__Data for analysis__:
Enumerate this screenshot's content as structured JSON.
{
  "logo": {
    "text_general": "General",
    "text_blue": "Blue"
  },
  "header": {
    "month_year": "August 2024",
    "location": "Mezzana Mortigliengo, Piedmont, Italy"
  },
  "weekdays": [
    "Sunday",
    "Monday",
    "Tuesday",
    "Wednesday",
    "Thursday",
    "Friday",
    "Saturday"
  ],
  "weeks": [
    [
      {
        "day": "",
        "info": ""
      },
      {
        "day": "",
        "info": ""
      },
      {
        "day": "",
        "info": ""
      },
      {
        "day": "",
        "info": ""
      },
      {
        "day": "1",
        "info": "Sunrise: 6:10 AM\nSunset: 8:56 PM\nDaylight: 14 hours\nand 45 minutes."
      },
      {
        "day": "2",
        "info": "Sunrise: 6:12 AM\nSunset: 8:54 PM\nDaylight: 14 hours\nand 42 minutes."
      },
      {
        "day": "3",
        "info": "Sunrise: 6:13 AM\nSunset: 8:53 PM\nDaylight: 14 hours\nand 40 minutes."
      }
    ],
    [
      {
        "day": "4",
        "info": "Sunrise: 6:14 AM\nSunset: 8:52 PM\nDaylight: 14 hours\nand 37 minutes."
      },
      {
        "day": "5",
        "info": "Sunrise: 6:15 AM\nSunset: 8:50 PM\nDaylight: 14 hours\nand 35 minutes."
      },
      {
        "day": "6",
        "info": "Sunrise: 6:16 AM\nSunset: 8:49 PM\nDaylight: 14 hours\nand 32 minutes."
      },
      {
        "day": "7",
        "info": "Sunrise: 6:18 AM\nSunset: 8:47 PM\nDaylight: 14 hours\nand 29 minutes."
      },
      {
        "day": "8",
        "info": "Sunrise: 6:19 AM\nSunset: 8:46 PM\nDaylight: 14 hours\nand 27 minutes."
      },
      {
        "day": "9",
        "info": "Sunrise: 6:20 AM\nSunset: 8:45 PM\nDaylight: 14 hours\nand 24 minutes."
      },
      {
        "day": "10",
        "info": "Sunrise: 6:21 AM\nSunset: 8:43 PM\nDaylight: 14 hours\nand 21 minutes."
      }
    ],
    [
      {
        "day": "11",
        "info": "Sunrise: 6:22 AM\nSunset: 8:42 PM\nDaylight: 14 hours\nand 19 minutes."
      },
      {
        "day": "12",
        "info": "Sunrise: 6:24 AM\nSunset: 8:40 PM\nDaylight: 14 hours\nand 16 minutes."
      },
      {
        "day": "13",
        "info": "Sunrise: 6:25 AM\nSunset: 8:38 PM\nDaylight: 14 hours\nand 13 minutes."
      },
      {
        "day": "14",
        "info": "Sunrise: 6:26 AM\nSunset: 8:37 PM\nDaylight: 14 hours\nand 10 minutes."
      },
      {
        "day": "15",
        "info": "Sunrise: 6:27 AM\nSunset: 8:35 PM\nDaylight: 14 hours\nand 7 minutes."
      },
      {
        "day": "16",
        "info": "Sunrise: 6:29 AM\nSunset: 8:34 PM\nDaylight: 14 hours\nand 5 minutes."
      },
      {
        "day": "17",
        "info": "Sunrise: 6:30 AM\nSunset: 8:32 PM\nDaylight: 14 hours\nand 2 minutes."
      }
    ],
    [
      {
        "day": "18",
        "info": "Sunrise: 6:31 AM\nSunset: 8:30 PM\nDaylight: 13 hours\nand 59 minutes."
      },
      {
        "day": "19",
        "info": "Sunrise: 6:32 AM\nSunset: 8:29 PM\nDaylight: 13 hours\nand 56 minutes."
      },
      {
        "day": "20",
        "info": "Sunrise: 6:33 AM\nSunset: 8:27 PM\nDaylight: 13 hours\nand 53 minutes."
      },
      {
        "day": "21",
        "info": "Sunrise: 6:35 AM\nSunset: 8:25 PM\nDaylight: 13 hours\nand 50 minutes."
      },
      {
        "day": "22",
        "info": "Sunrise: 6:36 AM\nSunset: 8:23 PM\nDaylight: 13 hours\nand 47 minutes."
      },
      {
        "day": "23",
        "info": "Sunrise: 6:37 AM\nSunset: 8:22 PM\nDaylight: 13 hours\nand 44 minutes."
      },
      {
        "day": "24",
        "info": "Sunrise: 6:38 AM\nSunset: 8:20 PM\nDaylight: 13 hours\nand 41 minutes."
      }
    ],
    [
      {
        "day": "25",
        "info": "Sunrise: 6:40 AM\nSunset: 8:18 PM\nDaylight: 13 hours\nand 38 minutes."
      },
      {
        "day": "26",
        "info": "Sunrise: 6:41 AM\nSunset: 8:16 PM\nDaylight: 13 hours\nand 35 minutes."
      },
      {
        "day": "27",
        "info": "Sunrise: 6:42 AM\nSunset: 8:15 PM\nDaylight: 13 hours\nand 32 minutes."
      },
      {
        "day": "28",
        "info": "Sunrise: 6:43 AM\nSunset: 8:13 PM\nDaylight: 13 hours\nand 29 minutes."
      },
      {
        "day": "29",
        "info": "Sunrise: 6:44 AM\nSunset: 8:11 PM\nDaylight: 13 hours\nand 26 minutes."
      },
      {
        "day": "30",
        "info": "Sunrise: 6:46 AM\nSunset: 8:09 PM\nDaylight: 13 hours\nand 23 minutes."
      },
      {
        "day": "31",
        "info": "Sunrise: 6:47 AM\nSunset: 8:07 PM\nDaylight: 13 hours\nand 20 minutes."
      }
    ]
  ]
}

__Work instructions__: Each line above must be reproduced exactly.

__Reply__:
Enumerate this screenshot's content as structured JSON.
{
  "logo": {
    "text_general": "General",
    "text_blue": "Blue"
  },
  "header": {
    "month_year": "August 2024",
    "location": "Mezzana Mortigliengo, Piedmont, Italy"
  },
  "weekdays": [
    "Sunday",
    "Monday",
    "Tuesday",
    "Wednesday",
    "Thursday",
    "Friday",
    "Saturday"
  ],
  "weeks": [
    [
      {
        "day": "",
        "info": ""
      },
      {
        "day": "",
        "info": ""
      },
      {
        "day": "",
        "info": ""
      },
      {
        "day": "",
        "info": ""
      },
      {
        "day": "1",
        "info": "Sunrise: 6:10 AM\nSunset: 8:56 PM\nDaylight: 14 hours\nand 45 minutes."
      },
      {
        "day": "2",
        "info": "Sunrise: 6:12 AM\nSunset: 8:54 PM\nDaylight: 14 hours\nand 42 minutes."
      },
      {
        "day": "3",
        "info": "Sunrise: 6:13 AM\nSunset: 8:53 PM\nDaylight: 14 hours\nand 40 minutes."
      }
    ],
    [
      {
        "day": "4",
        "info": "Sunrise: 6:14 AM\nSunset: 8:52 PM\nDaylight: 14 hours\nand 37 minutes."
      },
      {
        "day": "5",
        "info": "Sunrise: 6:15 AM\nSunset: 8:50 PM\nDaylight: 14 hours\nand 35 minutes."
      },
      {
        "day": "6",
        "info": "Sunrise: 6:16 AM\nSunset: 8:49 PM\nDaylight: 14 hours\nand 32 minutes."
      },
      {
        "day": "7",
        "info": "Sunrise: 6:18 AM\nSunset: 8:47 PM\nDaylight: 14 hours\nand 29 minutes."
      },
      {
        "day": "8",
        "info": "Sunrise: 6:19 AM\nSunset: 8:46 PM\nDaylight: 14 hours\nand 27 minutes."
      },
      {
        "day": "9",
        "info": "Sunrise: 6:20 AM\nSunset: 8:45 PM\nDaylight: 14 hours\nand 24 minutes."
      },
      {
        "day": "10",
        "info": "Sunrise: 6:21 AM\nSunset: 8:43 PM\nDaylight: 14 hours\nand 21 minutes."
      }
    ],
    [
      {
        "day": "11",
        "info": "Sunrise: 6:22 AM\nSunset: 8:42 PM\nDaylight: 14 hours\nand 19 minutes."
      },
      {
        "day": "12",
        "info": "Sunrise: 6:24 AM\nSunset: 8:40 PM\nDaylight: 14 hours\nand 16 minutes."
      },
      {
        "day": "13",
        "info": "Sunrise: 6:25 AM\nSunset: 8:38 PM\nDaylight: 14 hours\nand 13 minutes."
      },
      {
        "day": "14",
        "info": "Sunrise: 6:26 AM\nSunset: 8:37 PM\nDaylight: 14 hours\nand 10 minutes."
      },
      {
        "day": "15",
        "info": "Sunrise: 6:27 AM\nSunset: 8:35 PM\nDaylight: 14 hours\nand 7 minutes."
      },
      {
        "day": "16",
        "info": "Sunrise: 6:29 AM\nSunset: 8:34 PM\nDaylight: 14 hours\nand 5 minutes."
      },
      {
        "day": "17",
        "info": "Sunrise: 6:30 AM\nSunset: 8:32 PM\nDaylight: 14 hours\nand 2 minutes."
      }
    ],
    [
      {
        "day": "18",
        "info": "Sunrise: 6:31 AM\nSunset: 8:30 PM\nDaylight: 13 hours\nand 59 minutes."
      },
      {
        "day": "19",
        "info": "Sunrise: 6:32 AM\nSunset: 8:29 PM\nDaylight: 13 hours\nand 56 minutes."
      },
      {
        "day": "20",
        "info": "Sunrise: 6:33 AM\nSunset: 8:27 PM\nDaylight: 13 hours\nand 53 minutes."
      },
      {
        "day": "21",
        "info": "Sunrise: 6:35 AM\nSunset: 8:25 PM\nDaylight: 13 hours\nand 50 minutes."
      },
      {
        "day": "22",
        "info": "Sunrise: 6:36 AM\nSunset: 8:23 PM\nDaylight: 13 hours\nand 47 minutes."
      },
      {
        "day": "23",
        "info": "Sunrise: 6:37 AM\nSunset: 8:22 PM\nDaylight: 13 hours\nand 44 minutes."
      },
      {
        "day": "24",
        "info": "Sunrise: 6:38 AM\nSunset: 8:20 PM\nDaylight: 13 hours\nand 41 minutes."
      }
    ],
    [
      {
        "day": "25",
        "info": "Sunrise: 6:40 AM\nSunset: 8:18 PM\nDaylight: 13 hours\nand 38 minutes."
      },
      {
        "day": "26",
        "info": "Sunrise: 6:41 AM\nSunset: 8:16 PM\nDaylight: 13 hours\nand 35 minutes."
      },
      {
        "day": "27",
        "info": "Sunrise: 6:42 AM\nSunset: 8:15 PM\nDaylight: 13 hours\nand 32 minutes."
      },
      {
        "day": "28",
        "info": "Sunrise: 6:43 AM\nSunset: 8:13 PM\nDaylight: 13 hours\nand 29 minutes."
      },
      {
        "day": "29",
        "info": "Sunrise: 6:44 AM\nSunset: 8:11 PM\nDaylight: 13 hours\nand 26 minutes."
      },
      {
        "day": "30",
        "info": "Sunrise: 6:46 AM\nSunset: 8:09 PM\nDaylight: 13 hours\nand 23 minutes."
      },
      {
        "day": "31",
        "info": "Sunrise: 6:47 AM\nSunset: 8:07 PM\nDaylight: 13 hours\nand 20 minutes."
      }
    ]
  ]
}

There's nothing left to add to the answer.